Dataset records:
▬▬▬▬▬▬
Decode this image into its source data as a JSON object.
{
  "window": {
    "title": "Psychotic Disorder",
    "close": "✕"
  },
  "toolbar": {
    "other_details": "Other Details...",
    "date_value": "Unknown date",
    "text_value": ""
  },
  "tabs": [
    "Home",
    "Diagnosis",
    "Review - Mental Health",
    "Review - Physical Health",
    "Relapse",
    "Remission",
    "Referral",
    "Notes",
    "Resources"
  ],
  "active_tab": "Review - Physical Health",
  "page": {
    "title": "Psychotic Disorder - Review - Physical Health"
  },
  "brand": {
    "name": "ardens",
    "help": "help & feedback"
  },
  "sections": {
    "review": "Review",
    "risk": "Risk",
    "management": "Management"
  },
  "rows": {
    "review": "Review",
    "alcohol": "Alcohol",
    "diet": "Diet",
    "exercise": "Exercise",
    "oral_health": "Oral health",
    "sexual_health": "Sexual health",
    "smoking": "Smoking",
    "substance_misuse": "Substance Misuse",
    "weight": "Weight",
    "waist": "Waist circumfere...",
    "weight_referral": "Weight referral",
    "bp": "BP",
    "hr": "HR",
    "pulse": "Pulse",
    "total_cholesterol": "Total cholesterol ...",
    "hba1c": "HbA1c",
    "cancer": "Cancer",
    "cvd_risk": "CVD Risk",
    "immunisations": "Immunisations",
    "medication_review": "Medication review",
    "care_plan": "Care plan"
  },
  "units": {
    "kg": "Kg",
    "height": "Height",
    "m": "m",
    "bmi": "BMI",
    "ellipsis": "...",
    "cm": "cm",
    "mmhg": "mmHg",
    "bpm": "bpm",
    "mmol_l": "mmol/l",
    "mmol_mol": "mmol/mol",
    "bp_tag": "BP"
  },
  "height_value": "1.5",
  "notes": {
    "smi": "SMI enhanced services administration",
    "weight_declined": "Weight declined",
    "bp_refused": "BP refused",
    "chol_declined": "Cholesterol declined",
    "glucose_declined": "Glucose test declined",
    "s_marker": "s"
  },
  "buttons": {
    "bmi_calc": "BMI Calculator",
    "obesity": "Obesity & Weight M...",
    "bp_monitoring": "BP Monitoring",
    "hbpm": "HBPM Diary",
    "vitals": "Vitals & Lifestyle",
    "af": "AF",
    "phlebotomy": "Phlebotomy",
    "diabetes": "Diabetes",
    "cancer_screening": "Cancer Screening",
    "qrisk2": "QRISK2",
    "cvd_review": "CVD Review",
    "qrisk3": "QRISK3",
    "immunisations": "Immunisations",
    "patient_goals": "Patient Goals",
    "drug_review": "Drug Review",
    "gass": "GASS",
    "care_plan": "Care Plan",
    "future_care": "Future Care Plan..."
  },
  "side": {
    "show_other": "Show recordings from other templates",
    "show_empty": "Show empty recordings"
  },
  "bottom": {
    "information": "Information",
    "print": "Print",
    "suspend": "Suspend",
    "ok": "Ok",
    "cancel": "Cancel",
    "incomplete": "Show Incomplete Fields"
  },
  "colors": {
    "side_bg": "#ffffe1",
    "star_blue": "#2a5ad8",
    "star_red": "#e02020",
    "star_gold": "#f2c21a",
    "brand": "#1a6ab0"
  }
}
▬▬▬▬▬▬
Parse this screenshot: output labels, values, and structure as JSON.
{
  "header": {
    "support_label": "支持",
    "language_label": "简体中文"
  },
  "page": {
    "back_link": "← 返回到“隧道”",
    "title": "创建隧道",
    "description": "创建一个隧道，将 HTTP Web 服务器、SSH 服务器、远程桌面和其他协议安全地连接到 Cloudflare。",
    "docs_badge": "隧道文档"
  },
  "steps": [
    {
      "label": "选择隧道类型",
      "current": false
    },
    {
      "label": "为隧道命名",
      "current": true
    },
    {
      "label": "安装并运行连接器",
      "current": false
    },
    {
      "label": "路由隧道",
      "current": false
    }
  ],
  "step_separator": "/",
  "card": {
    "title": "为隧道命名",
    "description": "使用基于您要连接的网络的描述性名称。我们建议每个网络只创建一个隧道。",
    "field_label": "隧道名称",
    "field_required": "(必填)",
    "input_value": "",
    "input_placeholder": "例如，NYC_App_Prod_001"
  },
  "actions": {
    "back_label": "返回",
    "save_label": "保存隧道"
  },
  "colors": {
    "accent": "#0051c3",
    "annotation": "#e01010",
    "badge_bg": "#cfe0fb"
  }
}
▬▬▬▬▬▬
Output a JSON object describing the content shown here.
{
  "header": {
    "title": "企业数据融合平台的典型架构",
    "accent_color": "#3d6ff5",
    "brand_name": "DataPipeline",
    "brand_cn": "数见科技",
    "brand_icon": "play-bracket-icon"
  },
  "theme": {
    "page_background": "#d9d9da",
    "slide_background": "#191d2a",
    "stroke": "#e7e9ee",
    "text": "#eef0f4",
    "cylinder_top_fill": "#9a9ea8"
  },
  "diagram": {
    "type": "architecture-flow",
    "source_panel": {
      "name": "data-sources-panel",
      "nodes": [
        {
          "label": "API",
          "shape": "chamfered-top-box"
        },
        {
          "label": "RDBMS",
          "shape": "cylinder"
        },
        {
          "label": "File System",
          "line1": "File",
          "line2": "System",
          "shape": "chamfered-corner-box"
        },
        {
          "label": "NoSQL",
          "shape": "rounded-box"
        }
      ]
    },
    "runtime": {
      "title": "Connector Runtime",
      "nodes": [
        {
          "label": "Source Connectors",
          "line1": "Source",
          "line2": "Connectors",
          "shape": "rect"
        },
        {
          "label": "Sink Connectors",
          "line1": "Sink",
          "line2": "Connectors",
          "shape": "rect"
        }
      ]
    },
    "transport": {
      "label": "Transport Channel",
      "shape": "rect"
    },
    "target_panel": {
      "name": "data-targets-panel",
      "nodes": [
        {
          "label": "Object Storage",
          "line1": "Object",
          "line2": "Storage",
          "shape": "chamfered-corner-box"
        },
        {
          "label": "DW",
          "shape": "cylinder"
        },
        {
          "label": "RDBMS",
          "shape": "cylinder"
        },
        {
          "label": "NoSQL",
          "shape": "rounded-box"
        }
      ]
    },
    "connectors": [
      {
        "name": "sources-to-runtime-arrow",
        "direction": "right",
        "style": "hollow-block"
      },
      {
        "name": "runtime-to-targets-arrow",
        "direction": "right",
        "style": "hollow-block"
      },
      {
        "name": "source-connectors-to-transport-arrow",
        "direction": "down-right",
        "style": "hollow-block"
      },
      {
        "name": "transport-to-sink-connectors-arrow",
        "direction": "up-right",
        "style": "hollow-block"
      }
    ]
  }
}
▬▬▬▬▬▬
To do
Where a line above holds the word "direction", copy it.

Completed exercise
        "direction": "right",
        "direction": "right",
        "direction": "down-right",
        "direction": "up-right",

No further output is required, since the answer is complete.